*** Begin section ***

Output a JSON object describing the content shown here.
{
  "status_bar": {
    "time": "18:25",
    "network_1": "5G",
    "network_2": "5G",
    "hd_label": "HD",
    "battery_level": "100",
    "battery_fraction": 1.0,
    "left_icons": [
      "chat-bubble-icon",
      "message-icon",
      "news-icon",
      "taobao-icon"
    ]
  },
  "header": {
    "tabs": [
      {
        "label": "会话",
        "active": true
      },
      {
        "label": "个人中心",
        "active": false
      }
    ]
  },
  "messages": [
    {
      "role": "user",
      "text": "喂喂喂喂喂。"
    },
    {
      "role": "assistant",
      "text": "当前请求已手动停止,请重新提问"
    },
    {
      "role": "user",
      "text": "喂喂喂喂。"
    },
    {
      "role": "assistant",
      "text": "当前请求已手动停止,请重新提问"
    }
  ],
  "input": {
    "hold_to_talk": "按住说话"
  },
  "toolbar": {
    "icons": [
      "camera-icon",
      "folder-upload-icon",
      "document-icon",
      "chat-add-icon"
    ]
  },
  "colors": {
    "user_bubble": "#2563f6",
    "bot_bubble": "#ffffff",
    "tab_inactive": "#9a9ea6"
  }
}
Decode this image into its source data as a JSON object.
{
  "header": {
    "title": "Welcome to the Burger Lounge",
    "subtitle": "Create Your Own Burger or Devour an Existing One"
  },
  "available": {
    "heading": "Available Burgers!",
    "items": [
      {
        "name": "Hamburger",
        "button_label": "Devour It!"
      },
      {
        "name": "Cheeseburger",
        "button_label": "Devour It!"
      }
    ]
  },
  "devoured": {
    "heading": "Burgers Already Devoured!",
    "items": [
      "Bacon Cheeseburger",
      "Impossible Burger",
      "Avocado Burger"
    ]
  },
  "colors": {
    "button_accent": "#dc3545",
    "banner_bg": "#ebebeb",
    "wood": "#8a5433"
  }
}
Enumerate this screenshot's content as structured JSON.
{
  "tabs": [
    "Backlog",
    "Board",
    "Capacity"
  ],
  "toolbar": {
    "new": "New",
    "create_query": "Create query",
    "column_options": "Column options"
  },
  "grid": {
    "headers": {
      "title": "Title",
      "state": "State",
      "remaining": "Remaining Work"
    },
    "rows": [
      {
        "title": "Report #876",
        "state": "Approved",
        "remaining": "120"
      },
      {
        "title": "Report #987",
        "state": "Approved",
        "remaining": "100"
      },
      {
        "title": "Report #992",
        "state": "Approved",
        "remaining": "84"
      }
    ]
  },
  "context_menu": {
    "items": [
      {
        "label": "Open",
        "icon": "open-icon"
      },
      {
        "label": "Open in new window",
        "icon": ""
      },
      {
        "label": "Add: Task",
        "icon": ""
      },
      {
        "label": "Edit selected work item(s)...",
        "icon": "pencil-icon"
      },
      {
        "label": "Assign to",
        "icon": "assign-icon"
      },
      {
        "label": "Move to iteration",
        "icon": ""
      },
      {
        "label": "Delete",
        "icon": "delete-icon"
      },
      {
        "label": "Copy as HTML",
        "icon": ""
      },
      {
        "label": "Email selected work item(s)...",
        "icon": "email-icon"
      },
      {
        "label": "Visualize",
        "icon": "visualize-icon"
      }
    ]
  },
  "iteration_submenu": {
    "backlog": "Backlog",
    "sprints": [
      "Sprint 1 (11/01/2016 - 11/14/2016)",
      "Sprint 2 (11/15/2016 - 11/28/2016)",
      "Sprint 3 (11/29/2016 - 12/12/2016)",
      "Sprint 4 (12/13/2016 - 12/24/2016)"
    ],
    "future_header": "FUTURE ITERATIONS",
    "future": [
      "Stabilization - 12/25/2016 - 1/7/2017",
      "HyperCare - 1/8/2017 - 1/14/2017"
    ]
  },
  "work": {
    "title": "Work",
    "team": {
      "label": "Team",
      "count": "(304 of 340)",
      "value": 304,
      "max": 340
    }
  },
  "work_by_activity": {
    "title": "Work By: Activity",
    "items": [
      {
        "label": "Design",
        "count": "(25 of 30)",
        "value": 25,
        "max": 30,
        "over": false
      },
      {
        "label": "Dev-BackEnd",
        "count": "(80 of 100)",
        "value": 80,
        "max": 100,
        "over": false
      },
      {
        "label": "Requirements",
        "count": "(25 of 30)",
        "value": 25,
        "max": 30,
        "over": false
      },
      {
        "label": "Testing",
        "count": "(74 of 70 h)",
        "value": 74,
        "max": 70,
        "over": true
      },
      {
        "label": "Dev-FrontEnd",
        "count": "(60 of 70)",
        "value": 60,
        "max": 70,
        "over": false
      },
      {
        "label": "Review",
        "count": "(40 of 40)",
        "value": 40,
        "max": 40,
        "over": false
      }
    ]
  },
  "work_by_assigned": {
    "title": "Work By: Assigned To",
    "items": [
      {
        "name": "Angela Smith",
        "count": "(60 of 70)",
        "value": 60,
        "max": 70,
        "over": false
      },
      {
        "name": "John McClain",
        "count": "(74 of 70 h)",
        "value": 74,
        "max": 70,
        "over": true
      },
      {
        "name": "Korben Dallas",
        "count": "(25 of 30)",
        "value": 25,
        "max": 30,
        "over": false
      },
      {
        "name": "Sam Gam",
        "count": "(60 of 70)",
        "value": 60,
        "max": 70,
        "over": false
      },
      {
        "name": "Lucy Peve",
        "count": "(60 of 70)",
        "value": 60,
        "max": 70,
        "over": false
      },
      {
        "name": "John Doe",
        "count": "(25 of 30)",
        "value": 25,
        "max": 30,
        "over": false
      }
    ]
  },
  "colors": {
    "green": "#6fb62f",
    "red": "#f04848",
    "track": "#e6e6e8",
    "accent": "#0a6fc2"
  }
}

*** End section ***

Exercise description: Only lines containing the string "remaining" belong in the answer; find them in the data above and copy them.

Solution for this exercise:
      "remaining": "Remaining Work"
        "remaining": "120"
        "remaining": "100"
        "remaining": "84"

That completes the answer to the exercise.